• [What to do]: Output each record in full, exactly as it stands.

---------- Raw data ----------

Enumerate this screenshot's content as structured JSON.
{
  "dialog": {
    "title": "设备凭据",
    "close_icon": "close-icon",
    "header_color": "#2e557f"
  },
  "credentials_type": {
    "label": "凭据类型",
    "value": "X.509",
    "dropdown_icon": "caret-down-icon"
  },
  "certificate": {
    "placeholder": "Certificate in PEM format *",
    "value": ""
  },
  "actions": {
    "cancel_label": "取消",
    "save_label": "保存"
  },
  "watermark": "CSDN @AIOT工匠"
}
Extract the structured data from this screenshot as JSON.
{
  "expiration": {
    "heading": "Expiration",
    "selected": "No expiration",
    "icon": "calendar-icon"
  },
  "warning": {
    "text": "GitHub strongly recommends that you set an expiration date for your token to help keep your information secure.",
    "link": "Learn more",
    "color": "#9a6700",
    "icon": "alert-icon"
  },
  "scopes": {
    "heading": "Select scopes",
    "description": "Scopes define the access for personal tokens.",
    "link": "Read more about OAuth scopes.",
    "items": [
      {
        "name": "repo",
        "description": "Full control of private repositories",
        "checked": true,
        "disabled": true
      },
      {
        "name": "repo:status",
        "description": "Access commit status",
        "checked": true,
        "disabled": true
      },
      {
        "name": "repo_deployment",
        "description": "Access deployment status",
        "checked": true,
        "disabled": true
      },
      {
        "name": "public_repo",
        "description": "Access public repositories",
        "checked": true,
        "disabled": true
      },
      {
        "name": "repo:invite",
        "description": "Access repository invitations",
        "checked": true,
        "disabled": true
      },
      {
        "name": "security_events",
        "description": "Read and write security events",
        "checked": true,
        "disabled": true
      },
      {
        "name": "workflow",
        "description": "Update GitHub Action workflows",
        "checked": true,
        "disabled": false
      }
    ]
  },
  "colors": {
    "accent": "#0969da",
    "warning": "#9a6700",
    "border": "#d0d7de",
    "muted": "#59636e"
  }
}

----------

• [Answer]:
Enumerate this screenshot's content as structured JSON.
{
  "dialog": {
    "title": "设备凭据",
    "close_icon": "close-icon",
    "header_color": "#2e557f"
  },
  "credentials_type": {
    "label": "凭据类型",
    "value": "X.509",
    "dropdown_icon": "caret-down-icon"
  },
  "certificate": {
    "placeholder": "Certificate in PEM format *",
    "value": ""
  },
  "actions": {
    "cancel_label": "取消",
    "save_label": "保存"
  },
  "watermark": "CSDN @AIOT工匠"
}
Extract the structured data from this screenshot as JSON.
{
  "expiration": {
    "heading": "Expiration",
    "selected": "No expiration",
    "icon": "calendar-icon"
  },
  "warning": {
    "text": "GitHub strongly recommends that you set an expiration date for your token to help keep your information secure.",
    "link": "Learn more",
    "color": "#9a6700",
    "icon": "alert-icon"
  },
  "scopes": {
    "heading": "Select scopes",
    "description": "Scopes define the access for personal tokens.",
    "link": "Read more about OAuth scopes.",
    "items": [
      {
        "name": "repo",
        "description": "Full control of private repositories",
        "checked": true,
        "disabled": true
      },
      {
        "name": "repo:status",
        "description": "Access commit status",
        "checked": true,
        "disabled": true
      },
      {
        "name": "repo_deployment",
        "description": "Access deployment status",
        "checked": true,
        "disabled": true
      },
      {
        "name": "public_repo",
        "description": "Access public repositories",
        "checked": true,
        "disabled": true
      },
      {
        "name": "repo:invite",
        "description": "Access repository invitations",
        "checked": true,
        "disabled": true
      },
      {
        "name": "security_events",
        "description": "Read and write security events",
        "checked": true,
        "disabled": true
      },
      {
        "name": "workflow",
        "description": "Update GitHub Action workflows",
        "checked": true,
        "disabled": false
      }
    ]
  },
  "colors": {
    "accent": "#0969da",
    "warning": "#9a6700",
    "border": "#d0d7de",
    "muted": "#59636e"
  }
}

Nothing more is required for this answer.